A new system tracks the elbows and wrists of drivers and sees how fast they can control autonomous vehicles in emergency situations.
Recently, researchers have developed a new technology that can track the hand movements of a driver who is not paying attention, and calculate how long it takes the driver to control the car in an emergency.
If the manufacturer can overcome the final legal obstacles, then one day, L3 self-driving cars can be safely escorted to their destination while passengers are sleeping and texting. However, these cars need a way to understand how fast the driver can respond when controlling the vehicle in an emergency.
To meet this need, Kevan Yuen and Mohan Trivedi of the University of California, San Diego developed their new manual tracking system, which was described in a study published in the IEEE Journal of Intelligent Vehicles on November 22.
Although it may sound simple to track someone's hand, it is difficult to do it in a small car, because there are few golden places where cameras can be placed.

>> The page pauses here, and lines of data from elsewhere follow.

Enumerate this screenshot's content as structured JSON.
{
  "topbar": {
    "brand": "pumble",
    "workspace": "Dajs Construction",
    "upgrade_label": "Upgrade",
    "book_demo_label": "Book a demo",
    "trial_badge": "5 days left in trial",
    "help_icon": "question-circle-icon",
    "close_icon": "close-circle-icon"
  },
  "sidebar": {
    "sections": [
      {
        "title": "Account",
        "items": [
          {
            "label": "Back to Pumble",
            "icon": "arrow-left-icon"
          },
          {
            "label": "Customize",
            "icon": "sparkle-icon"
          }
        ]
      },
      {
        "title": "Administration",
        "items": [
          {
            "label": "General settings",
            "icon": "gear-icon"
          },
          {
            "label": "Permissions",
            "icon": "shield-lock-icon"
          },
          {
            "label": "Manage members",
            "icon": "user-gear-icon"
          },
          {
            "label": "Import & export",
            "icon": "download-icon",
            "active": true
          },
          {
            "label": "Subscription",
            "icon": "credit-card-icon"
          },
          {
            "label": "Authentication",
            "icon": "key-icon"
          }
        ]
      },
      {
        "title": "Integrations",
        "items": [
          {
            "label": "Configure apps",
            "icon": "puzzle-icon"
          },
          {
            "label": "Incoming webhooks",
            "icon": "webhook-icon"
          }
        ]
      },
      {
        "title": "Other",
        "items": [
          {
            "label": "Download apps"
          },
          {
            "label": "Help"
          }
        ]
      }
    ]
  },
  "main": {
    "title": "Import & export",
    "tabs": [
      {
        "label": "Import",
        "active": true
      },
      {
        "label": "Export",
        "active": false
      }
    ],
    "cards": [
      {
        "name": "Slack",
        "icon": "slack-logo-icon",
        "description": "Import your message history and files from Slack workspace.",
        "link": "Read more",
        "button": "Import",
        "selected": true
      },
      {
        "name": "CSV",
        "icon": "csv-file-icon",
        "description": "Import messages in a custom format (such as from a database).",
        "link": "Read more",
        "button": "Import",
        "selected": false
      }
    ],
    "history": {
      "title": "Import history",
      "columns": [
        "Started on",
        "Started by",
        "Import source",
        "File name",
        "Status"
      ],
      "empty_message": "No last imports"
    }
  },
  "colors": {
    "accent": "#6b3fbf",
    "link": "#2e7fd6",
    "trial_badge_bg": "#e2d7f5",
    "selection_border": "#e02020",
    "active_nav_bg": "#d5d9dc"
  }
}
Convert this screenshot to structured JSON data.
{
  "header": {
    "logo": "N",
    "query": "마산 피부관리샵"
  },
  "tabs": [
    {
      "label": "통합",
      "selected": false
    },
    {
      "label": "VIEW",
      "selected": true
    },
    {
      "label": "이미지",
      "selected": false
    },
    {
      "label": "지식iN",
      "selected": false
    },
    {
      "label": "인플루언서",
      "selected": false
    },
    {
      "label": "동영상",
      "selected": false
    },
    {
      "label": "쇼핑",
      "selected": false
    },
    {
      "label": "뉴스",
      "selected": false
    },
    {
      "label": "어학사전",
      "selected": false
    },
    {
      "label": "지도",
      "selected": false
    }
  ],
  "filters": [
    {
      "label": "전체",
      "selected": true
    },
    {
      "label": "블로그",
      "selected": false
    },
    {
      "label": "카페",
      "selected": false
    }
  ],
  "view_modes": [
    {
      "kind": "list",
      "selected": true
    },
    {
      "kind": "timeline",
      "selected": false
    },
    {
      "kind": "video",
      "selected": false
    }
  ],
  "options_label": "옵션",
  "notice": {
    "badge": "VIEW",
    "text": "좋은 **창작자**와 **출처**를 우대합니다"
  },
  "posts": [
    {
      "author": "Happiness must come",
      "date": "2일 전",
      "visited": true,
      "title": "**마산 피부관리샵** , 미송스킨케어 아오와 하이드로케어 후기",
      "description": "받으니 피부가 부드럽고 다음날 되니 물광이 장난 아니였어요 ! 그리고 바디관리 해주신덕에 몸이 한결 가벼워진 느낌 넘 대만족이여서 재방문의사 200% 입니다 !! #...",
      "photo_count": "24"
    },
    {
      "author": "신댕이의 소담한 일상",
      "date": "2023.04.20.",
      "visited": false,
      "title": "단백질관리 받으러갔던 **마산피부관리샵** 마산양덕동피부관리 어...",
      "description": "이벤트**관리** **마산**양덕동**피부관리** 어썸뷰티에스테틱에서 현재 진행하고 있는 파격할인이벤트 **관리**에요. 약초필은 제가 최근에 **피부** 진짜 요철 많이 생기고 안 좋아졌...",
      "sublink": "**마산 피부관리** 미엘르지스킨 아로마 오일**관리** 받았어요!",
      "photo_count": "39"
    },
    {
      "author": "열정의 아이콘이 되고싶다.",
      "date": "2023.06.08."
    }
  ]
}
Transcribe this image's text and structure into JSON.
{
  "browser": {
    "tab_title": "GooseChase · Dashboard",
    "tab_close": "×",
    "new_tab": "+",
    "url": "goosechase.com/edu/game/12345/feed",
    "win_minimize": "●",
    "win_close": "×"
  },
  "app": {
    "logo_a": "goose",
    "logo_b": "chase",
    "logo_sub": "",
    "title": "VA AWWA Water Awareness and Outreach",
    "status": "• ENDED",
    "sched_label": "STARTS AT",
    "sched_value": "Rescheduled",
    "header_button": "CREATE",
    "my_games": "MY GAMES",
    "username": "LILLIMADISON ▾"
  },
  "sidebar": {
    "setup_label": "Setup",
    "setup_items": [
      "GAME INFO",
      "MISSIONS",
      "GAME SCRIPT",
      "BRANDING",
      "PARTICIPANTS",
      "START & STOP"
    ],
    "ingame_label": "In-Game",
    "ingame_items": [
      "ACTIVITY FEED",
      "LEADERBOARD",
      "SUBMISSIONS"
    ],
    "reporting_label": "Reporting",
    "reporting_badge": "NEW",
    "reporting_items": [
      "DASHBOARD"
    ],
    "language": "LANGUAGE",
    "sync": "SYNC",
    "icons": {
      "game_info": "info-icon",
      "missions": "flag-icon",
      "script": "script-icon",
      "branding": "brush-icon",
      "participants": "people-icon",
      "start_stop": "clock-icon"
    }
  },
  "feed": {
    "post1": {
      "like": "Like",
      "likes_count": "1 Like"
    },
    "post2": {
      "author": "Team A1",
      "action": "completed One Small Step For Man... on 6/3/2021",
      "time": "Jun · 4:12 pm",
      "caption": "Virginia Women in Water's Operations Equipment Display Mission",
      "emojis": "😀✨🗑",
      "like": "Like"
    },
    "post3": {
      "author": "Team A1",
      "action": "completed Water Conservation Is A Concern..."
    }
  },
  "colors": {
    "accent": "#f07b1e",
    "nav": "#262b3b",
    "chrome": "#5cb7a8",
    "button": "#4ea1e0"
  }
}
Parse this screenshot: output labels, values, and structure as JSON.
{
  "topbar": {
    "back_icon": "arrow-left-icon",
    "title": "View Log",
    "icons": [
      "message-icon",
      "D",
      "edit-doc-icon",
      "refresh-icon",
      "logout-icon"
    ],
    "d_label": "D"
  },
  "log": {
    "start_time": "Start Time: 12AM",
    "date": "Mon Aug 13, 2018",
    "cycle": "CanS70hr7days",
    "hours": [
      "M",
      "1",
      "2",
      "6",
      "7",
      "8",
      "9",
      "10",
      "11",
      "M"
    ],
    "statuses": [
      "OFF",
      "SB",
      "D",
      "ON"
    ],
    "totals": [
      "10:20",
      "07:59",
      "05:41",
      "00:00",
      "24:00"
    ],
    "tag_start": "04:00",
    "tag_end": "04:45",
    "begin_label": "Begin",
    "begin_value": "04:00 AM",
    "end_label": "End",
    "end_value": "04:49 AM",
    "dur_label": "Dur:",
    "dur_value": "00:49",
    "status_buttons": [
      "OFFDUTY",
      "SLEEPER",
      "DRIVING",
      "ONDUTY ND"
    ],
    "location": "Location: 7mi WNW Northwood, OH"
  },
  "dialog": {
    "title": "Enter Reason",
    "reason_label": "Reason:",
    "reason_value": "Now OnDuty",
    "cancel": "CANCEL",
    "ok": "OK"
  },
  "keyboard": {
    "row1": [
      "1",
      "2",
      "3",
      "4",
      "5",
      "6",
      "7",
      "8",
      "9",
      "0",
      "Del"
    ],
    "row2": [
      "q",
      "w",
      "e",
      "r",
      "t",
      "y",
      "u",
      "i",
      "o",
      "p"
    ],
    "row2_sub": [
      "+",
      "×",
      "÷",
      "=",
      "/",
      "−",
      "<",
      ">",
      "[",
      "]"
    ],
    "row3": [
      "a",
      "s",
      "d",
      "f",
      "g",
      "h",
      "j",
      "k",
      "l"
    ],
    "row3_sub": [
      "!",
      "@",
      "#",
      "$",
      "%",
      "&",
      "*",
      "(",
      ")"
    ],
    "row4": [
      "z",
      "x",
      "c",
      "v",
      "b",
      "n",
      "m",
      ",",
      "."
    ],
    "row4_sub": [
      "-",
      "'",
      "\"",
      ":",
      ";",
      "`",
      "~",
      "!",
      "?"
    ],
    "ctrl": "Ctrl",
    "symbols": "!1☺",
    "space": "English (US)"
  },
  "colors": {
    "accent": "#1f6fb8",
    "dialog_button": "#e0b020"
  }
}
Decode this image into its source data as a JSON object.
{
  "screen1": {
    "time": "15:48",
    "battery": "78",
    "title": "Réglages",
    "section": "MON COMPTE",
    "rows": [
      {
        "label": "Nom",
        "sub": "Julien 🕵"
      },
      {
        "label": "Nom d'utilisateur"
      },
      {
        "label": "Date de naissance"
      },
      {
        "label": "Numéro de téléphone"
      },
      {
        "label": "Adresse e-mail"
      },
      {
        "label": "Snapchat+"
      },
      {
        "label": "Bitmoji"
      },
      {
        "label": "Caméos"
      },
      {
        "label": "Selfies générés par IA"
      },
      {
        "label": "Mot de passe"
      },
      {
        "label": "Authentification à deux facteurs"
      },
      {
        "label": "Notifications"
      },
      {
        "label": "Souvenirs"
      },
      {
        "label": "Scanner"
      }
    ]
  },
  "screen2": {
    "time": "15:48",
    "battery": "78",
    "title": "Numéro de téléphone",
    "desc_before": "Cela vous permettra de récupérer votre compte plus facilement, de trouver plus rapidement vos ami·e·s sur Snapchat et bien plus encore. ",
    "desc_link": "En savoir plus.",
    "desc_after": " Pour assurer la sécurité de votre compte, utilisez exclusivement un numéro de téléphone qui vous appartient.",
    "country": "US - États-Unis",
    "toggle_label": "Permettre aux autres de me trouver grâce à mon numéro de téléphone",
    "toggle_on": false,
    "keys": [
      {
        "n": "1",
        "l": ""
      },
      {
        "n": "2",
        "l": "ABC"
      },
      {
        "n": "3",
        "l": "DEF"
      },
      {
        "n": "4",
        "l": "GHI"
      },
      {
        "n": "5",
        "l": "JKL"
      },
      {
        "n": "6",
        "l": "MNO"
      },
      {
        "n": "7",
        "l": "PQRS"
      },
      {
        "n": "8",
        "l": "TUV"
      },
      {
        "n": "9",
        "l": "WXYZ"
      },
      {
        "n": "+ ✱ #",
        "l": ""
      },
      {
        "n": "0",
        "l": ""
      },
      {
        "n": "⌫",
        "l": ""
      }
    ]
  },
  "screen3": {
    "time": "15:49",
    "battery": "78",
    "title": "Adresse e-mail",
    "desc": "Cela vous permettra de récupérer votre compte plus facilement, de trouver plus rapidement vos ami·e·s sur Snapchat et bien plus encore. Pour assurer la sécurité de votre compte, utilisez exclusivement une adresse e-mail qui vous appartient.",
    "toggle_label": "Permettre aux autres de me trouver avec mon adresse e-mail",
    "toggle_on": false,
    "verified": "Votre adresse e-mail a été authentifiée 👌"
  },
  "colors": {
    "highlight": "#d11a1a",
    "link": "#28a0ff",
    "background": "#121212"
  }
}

The driver's hand may also be blocked by other objects such as strong sunlight on the driver's arm, and the camera may be blocked.
In their new method, Yuen and Trivedi have adopted an existing program that tracks the whole body movement of the human body and adjusted it to track the wrist and elbow movements of drivers and passengers. It distinguishes the left and right joints of the two passengers in the front row. The researchers then developed and applied machine learning algorithms to train the system to support L3 autonomous driving technology. They trained the system with 8,500 annotated pictures.
Trivedi: "This method can be used in a very wide range of real-world driving environments. No matter how many passengers or vehicles, it can detect hands, locate and analyze activities with high accuracy and efficiency.
Their analysis showed that the system was able to identify the positions of eight joints (the right / left elbow / wrist of the passenger and driver) with an accuracy rate of 95%. However, when estimating the average length of a person's arms, the system has a 10% positioning error.
But in some cases, the tracking system is not working. For example, when the driver is wearing a bizarre costume with a heavy artistic tattoo, this is not reflected in training, and when the driver's arm blocks the camera. The sight of the other arm.
The researchers said that they encountered some problems in the test, but can change the camera position to avoid it, and can use multiple camera views to increase the training data set so that it can identify more clothing.
"This project is part of our research efforts in developing safe autonomous driving," Trivedi said, adding that the team is discussing the possibility of commercializing the technology with at least one potential customer.